Dataset entries:
···
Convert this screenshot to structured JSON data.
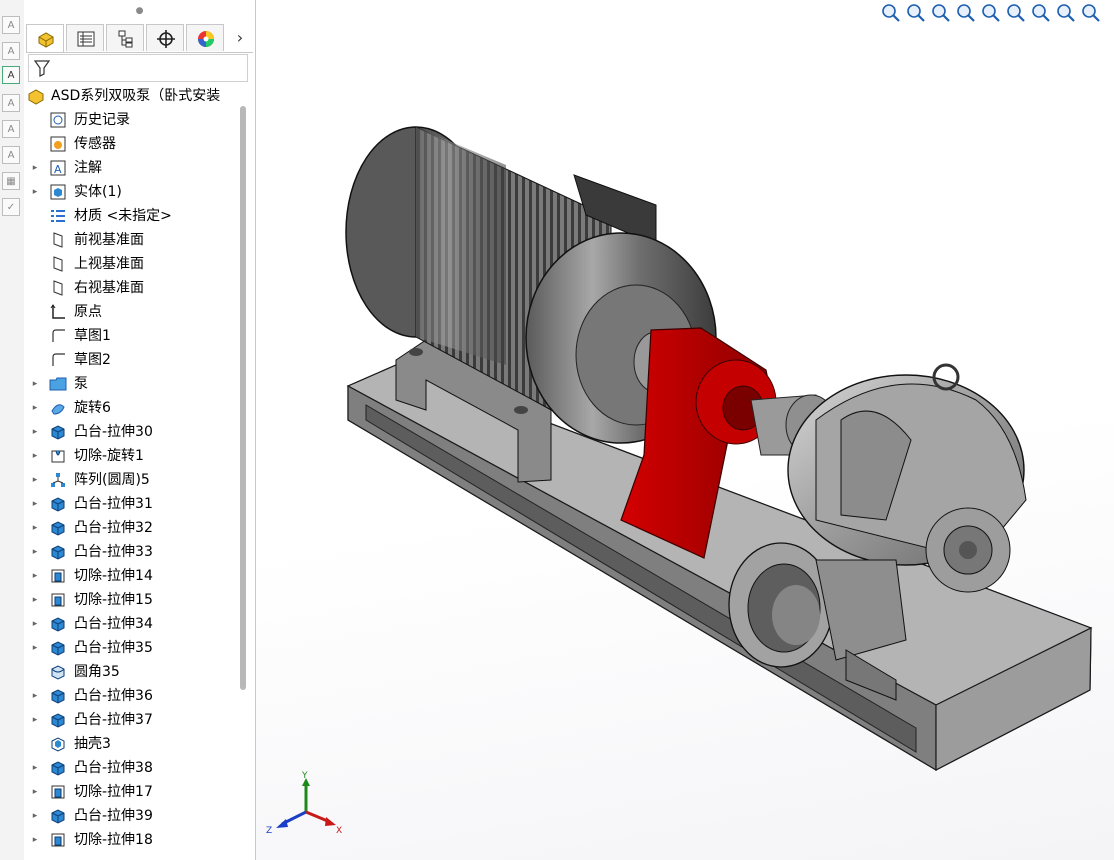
{
  "command_strip": {
    "buttons": [
      "smart-dimension-icon",
      "spell-check-icon",
      "note-icon",
      "format-painter-icon",
      "balloon-icon",
      "auto-balloon-icon",
      "weld-symbol-icon",
      "surface-finish-icon",
      "datum-icon"
    ]
  },
  "tabs": {
    "items": [
      "feature-manager-icon",
      "property-manager-icon",
      "configuration-manager-icon",
      "dimxpert-icon",
      "display-manager-icon"
    ],
    "more": "›"
  },
  "tree": {
    "root_label": "ASD系列双吸泵（卧式安装",
    "items": [
      {
        "label": "历史记录",
        "icon": "history-icon",
        "expandable": false
      },
      {
        "label": "传感器",
        "icon": "sensor-icon",
        "expandable": false
      },
      {
        "label": "注解",
        "icon": "annotation-icon",
        "expandable": true
      },
      {
        "label": "实体(1)",
        "icon": "solid-body-icon",
        "expandable": true
      },
      {
        "label": "材质 <未指定>",
        "icon": "material-icon",
        "expandable": false
      },
      {
        "label": "前视基准面",
        "icon": "plane-icon",
        "expandable": false
      },
      {
        "label": "上视基准面",
        "icon": "plane-icon",
        "expandable": false
      },
      {
        "label": "右视基准面",
        "icon": "plane-icon",
        "expandable": false
      },
      {
        "label": "原点",
        "icon": "origin-icon",
        "expandable": false
      },
      {
        "label": "草图1",
        "icon": "sketch-icon",
        "expandable": false
      },
      {
        "label": "草图2",
        "icon": "sketch-icon",
        "expandable": false
      },
      {
        "label": "泵",
        "icon": "folder-icon",
        "expandable": true
      },
      {
        "label": "旋转6",
        "icon": "revolve-icon",
        "expandable": true
      },
      {
        "label": "凸台-拉伸30",
        "icon": "boss-extrude-icon",
        "expandable": true
      },
      {
        "label": "切除-旋转1",
        "icon": "cut-revolve-icon",
        "expandable": true
      },
      {
        "label": "阵列(圆周)5",
        "icon": "circular-pattern-icon",
        "expandable": true
      },
      {
        "label": "凸台-拉伸31",
        "icon": "boss-extrude-icon",
        "expandable": true
      },
      {
        "label": "凸台-拉伸32",
        "icon": "boss-extrude-icon",
        "expandable": true
      },
      {
        "label": "凸台-拉伸33",
        "icon": "boss-extrude-icon",
        "expandable": true
      },
      {
        "label": "切除-拉伸14",
        "icon": "cut-extrude-icon",
        "expandable": true
      },
      {
        "label": "切除-拉伸15",
        "icon": "cut-extrude-icon",
        "expandable": true
      },
      {
        "label": "凸台-拉伸34",
        "icon": "boss-extrude-icon",
        "expandable": true
      },
      {
        "label": "凸台-拉伸35",
        "icon": "boss-extrude-icon",
        "expandable": true
      },
      {
        "label": "圆角35",
        "icon": "fillet-icon",
        "expandable": false
      },
      {
        "label": "凸台-拉伸36",
        "icon": "boss-extrude-icon",
        "expandable": true
      },
      {
        "label": "凸台-拉伸37",
        "icon": "boss-extrude-icon",
        "expandable": true
      },
      {
        "label": "抽壳3",
        "icon": "shell-icon",
        "expandable": false
      },
      {
        "label": "凸台-拉伸38",
        "icon": "boss-extrude-icon",
        "expandable": true
      },
      {
        "label": "切除-拉伸17",
        "icon": "cut-extrude-icon",
        "expandable": true
      },
      {
        "label": "凸台-拉伸39",
        "icon": "boss-extrude-icon",
        "expandable": true
      },
      {
        "label": "切除-拉伸18",
        "icon": "cut-extrude-icon",
        "expandable": true
      }
    ]
  },
  "view_toolbar": {
    "tools": [
      "zoom-to-fit-icon",
      "zoom-to-area-icon",
      "previous-view-icon",
      "section-view-icon",
      "dynamic-annotation-icon",
      "view-orientation-icon",
      "display-style-icon",
      "dropdown-arrow-icon",
      "display-pane-icon"
    ]
  },
  "triad": {
    "x": "X",
    "y": "Y",
    "z": "Z"
  },
  "colors": {
    "accent_red": "#b50000",
    "model_gray": "#8c8c8c",
    "selection_blue": "#2b6fd1"
  }
}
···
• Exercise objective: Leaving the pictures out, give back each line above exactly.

• Output of the exercise:
Convert this screenshot to structured JSON data.
{
  "command_strip": {
    "buttons": [
      "smart-dimension-icon",
      "spell-check-icon",
      "note-icon",
      "format-painter-icon",
      "balloon-icon",
      "auto-balloon-icon",
      "weld-symbol-icon",
      "surface-finish-icon",
      "datum-icon"
    ]
  },
  "tabs": {
    "items": [
      "feature-manager-icon",
      "property-manager-icon",
      "configuration-manager-icon",
      "dimxpert-icon",
      "display-manager-icon"
    ],
    "more": "›"
  },
  "tree": {
    "root_label": "ASD系列双吸泵（卧式安装",
    "items": [
      {
        "label": "历史记录",
        "icon": "history-icon",
        "expandable": false
      },
      {
        "label": "传感器",
        "icon": "sensor-icon",
        "expandable": false
      },
      {
        "label": "注解",
        "icon": "annotation-icon",
        "expandable": true
      },
      {
        "label": "实体(1)",
        "icon": "solid-body-icon",
        "expandable": true
      },
      {
        "label": "材质 <未指定>",
        "icon": "material-icon",
        "expandable": false
      },
      {
        "label": "前视基准面",
        "icon": "plane-icon",
        "expandable": false
      },
      {
        "label": "上视基准面",
        "icon": "plane-icon",
        "expandable": false
      },
      {
        "label": "右视基准面",
        "icon": "plane-icon",
        "expandable": false
      },
      {
        "label": "原点",
        "icon": "origin-icon",
        "expandable": false
      },
      {
        "label": "草图1",
        "icon": "sketch-icon",
        "expandable": false
      },
      {
        "label": "草图2",
        "icon": "sketch-icon",
        "expandable": false
      },
      {
        "label": "泵",
        "icon": "folder-icon",
        "expandable": true
      },
      {
        "label": "旋转6",
        "icon": "revolve-icon",
        "expandable": true
      },
      {
        "label": "凸台-拉伸30",
        "icon": "boss-extrude-icon",
        "expandable": true
      },
      {
        "label": "切除-旋转1",
        "icon": "cut-revolve-icon",
        "expandable": true
      },
      {
        "label": "阵列(圆周)5",
        "icon": "circular-pattern-icon",
        "expandable": true
      },
      {
        "label": "凸台-拉伸31",
        "icon": "boss-extrude-icon",
        "expandable": true
      },
      {
        "label": "凸台-拉伸32",
        "icon": "boss-extrude-icon",
        "expandable": true
      },
      {
        "label": "凸台-拉伸33",
        "icon": "boss-extrude-icon",
        "expandable": true
      },
      {
        "label": "切除-拉伸14",
        "icon": "cut-extrude-icon",
        "expandable": true
      },
      {
        "label": "切除-拉伸15",
        "icon": "cut-extrude-icon",
        "expandable": true
      },
      {
        "label": "凸台-拉伸34",
        "icon": "boss-extrude-icon",
        "expandable": true
      },
      {
        "label": "凸台-拉伸35",
        "icon": "boss-extrude-icon",
        "expandable": true
      },
      {
        "label": "圆角35",
        "icon": "fillet-icon",
        "expandable": false
      },
      {
        "label": "凸台-拉伸36",
        "icon": "boss-extrude-icon",
        "expandable": true
      },
      {
        "label": "凸台-拉伸37",
        "icon": "boss-extrude-icon",
        "expandable": true
      },
      {
        "label": "抽壳3",
        "icon": "shell-icon",
        "expandable": false
      },
      {
        "label": "凸台-拉伸38",
        "icon": "boss-extrude-icon",
        "expandable": true
      },
      {
        "label": "切除-拉伸17",
        "icon": "cut-extrude-icon",
        "expandable": true
      },
      {
        "label": "凸台-拉伸39",
        "icon": "boss-extrude-icon",
        "expandable": true
      },
      {
        "label": "切除-拉伸18",
        "icon": "cut-extrude-icon",
        "expandable": true
      }
    ]
  },
  "view_toolbar": {
    "tools": [
      "zoom-to-fit-icon",
      "zoom-to-area-icon",
      "previous-view-icon",
      "section-view-icon",
      "dynamic-annotation-icon",
      "view-orientation-icon",
      "display-style-icon",
      "dropdown-arrow-icon",
      "display-pane-icon"
    ]
  },
  "triad": {
    "x": "X",
    "y": "Y",
    "z": "Z"
  },
  "colors": {
    "accent_red": "#b50000",
    "model_gray": "#8c8c8c",
    "selection_blue": "#2b6fd1"
  }
}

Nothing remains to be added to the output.